Fort Canning Lighthouse was built on the southern side of Fort Canning Hill to guide ships safely towards the Singapore Harbour. The first signal light on Fort Canning was a simple lantern attached to the top of the Flagstaff in 1855. The Flagstaff light was replaced by the Lighthouse in 1903 by Riley, Hargreaves & Co., who in 1909 combined with another company to form United Engineers that is still present to this day at nearby River Valley.

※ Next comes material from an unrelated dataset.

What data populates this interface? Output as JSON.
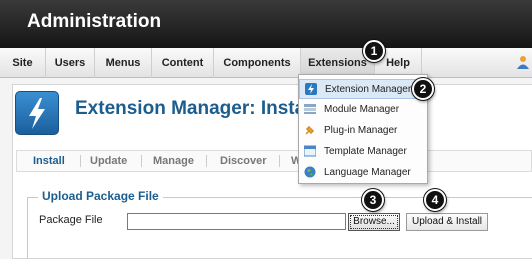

The light was created by a burner fuelled by kerosene, which generated 20,000 candlepower and itself was dioptric occulting type. The light was “eclipsed” (darkened) every 17 seconds by lowering a metal cylinder around the burner for 3 seconds, thus giving rise to the term “occulting type”.Though the Lighthouse survived the destruction of the Second World War, it was finally closed and dismantled on December 1958, when new tall buildings were making it invisible from the sea. It was replaced by a new signal light using electricity that was erected on top of the Fullerton Building. The Fullerton Light was itself taken down in 1979 and is now in the Maritime Museum of Singapore.